The 1981 world rally champion, and multiple winner of the famous Dakar rally and until this year a European Parliamentarian, indicated he felt compelled to stand for the high office when the state of F1's political conflict seemed untenable.
He blames the way the Paris federation is run.
"You cannot govern any society in a one-sided way, you need to take all partners into account, you need to give people a feeling that they are important, because we are all in the same boat," said Vatanen.
Mosley, who became FIA president in 1993, has indicated he is prepared to dig in and fight off the threat posed by rebel Formula One teams, but Vatanen said his mantra is conciliation.
Also unlike Mosley, who is almost daring FOTA to launch its breakaway series, Vatanen believes the split would all but destroy both sides.
"We have to remain together and we can only remain together if everybody is smiling -- as we say in Finland it's better to have reconciliation and get a modest agreement than to have a big war," he said.
"If people are voting with their feet it means there is something wrong with the FIA and that has to be corrected. People must be proud of their family, and that's not the case today.
"We must keep this at a professional level, and that is what the FIA needs -- unbiased professional management."
Interestingly, Vatanen indicated that on the other side of the presidential battle later this year could be the man seen by many as Mosley's preferred successor: Jean Todt.
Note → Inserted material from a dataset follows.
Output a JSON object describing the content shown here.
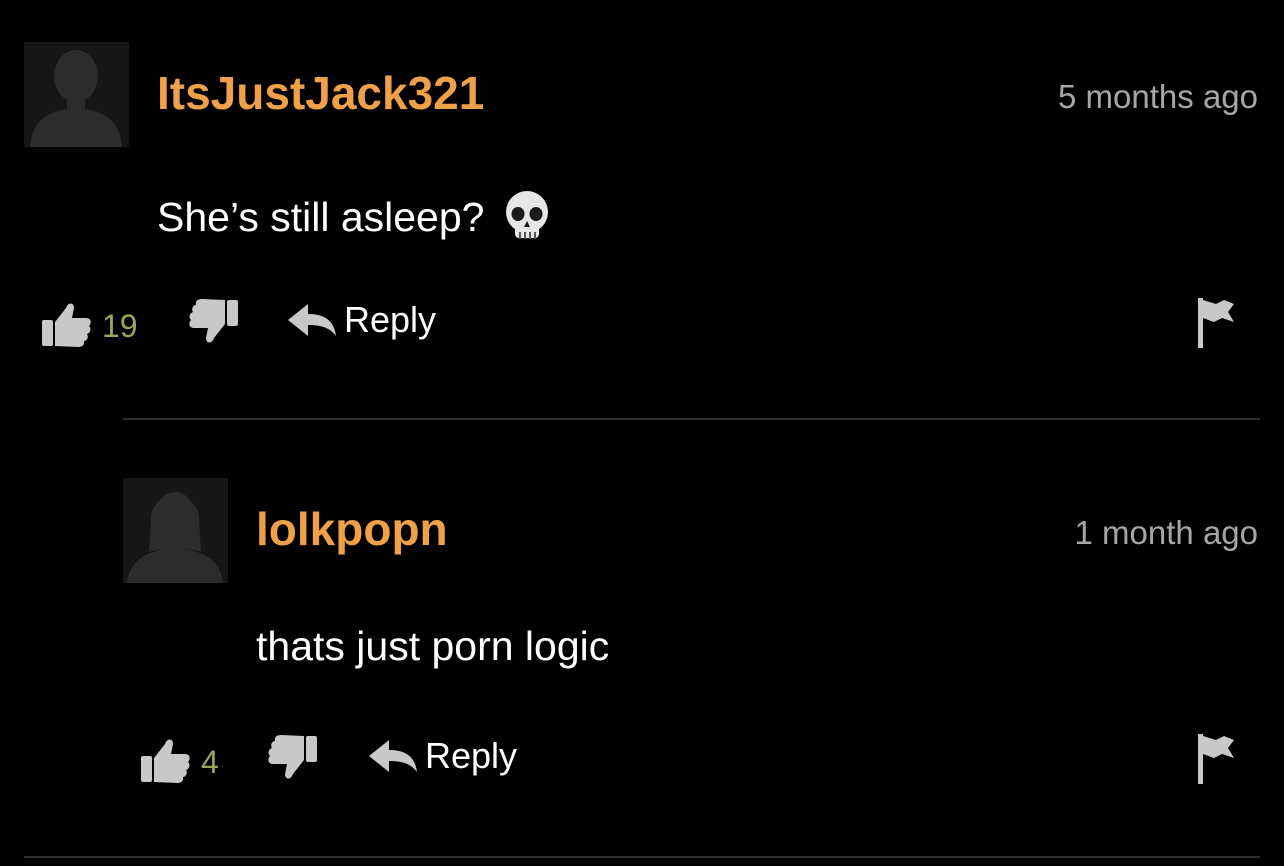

"This cannot be an ego trip for anybody, not for Mosley, Jean Todt or Vatanen, this has to be for the FIA and only an independent man can bring the change about and swim against the current if necessary," he said.